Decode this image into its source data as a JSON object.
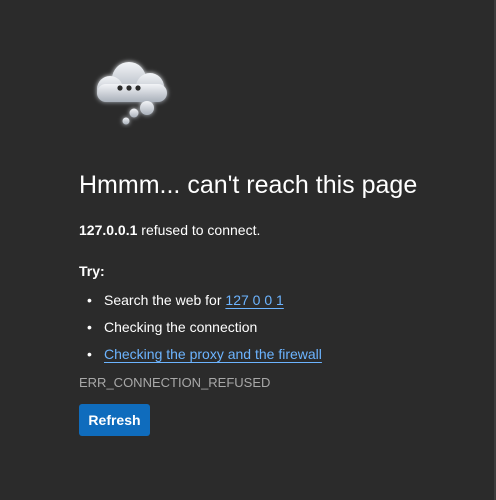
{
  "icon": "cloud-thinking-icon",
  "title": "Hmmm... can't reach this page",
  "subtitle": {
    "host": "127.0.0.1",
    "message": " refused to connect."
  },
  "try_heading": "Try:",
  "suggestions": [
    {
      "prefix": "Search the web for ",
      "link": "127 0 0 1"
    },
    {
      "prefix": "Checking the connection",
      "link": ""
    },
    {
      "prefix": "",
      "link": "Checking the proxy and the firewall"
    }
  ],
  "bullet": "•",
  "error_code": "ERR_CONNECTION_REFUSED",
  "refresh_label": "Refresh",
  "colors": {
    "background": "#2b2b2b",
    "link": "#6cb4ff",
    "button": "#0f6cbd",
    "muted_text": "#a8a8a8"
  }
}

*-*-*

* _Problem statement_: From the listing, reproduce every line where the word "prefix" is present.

* _Written solution_:
      "prefix": "Search the web for ",
      "prefix": "Checking the connection",
      "prefix": "",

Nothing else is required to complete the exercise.